This installation is accompanied by a new soundscape of field recordings made in East Austin, mixed with simulated sounds of nature, and intercut with poetry written and narrated by the artist. As the audio unfolds, visitors are invited to relax, imagine, and consider themselves in relation to the imagery in Jackson’s installation.
Over the next several months, this installation will also serve as a production studio for Jackson to create a new video work, functioning as both a public exhibition and a platform for the development of a new work.
HOST: Aryel René Jackson is curated by Julie Le, Assistant Curator.
Aryel (Ar-y/ee-el) René Jackson (they/them) (born 1991, Louisiana) is a Texas-based artist whose practice consists of what they call “Visual Essays,” lyrical film works which utilize soil, performance, mimicry, and installation sculpture to reflect on critical race theory and archeological studies. Jackson considers how visual, tangible, and experiential material data impacts perception when speculating on the past. Influenced by their Afro-Creole Louisiana heritage and their experience as a Black American growing up in New Orleans in the aftermath of Hurricane Katrina, Jackson's work focuses on ancestral wisdom and the memory that land holds in transmitting knowledge in preparation for the future.
Jackson currently works in Austin, Texas, and teaches foundation courses at Texas State University in San Marcos. They are an alum of The University of Texas at Austin (2019), the Skowhegan School of Painting and Sculpture (2019), the Royal College of Art Exchange Program (2018), and The Cooper Union (2013). Their films have screened at the Museum of Modern Art, New York (2022); the Baltimore Museum of Art (2021); and The Momentary in collaboration with the Crystal Bridges Museum (2020). Jackson’s work has been exhibited at galleries and institutions such as Artpace, San Antonio (2022); Women & Their Work, Austin (2022); IDEA Lab, Art Gallery at Black Studies at The University of Texas at Austin (2021); Dallas Contemporary (2021); Jacob Lawrence Gallery, Seattle (2021); SculptureCenter, New York (2019); New Museum, New York (2019); Contemporary Art Center, New Orleans (2018); and the Studio Museum in Harlem (2016). In 2021, Jackson was awarded the Tito’s Art Prize.

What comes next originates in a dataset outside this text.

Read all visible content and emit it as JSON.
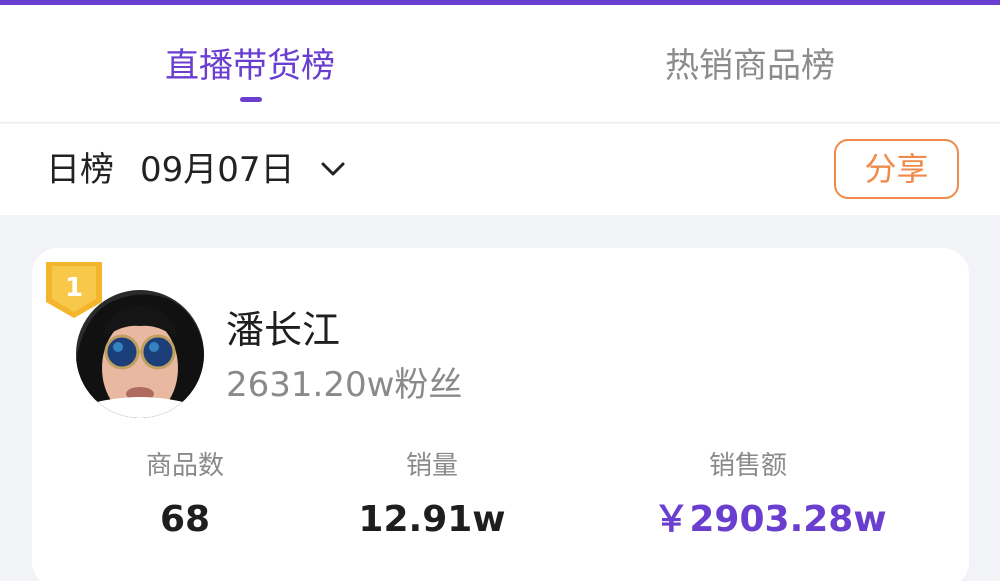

HOST is an exhibition space and program series that amplifies The Contemporary Austin’s commitment to centering artists and welcoming publics. With each exhibition cycle, an artist will create a newly commissioned environment in the HOST gallery space at The Jones Center. Programming will accompany each work. Throughout the run of each exhibition, artists will invite visitors into their worlds.
The public is invited to a free celebration on the opening night of two extraordinary exhibitions at the Jones Center.
We invite you to engage with nature in a series this season, Touching Grass at Laguna Gloria. Take a closer look at the flora of the grounds through a plant walk and activity.
Join us at Laguna Gloria for an evening screening and Q+A with exhibiting artist Aryel René Jackson.
What does environmental justice mean? Joining us in conversation are Carmen Llanes, Executive Director at Go Austin Vamos Austin; Nefertitti Jackmon, Community Displacement Prevention Officer at the Housing and Planning Department with the City of Austin; Lauren Ross, Principal Engineer of Glenrose Engineering; and facilitator Jennifer Sanders, KXAN Anchor and reporter.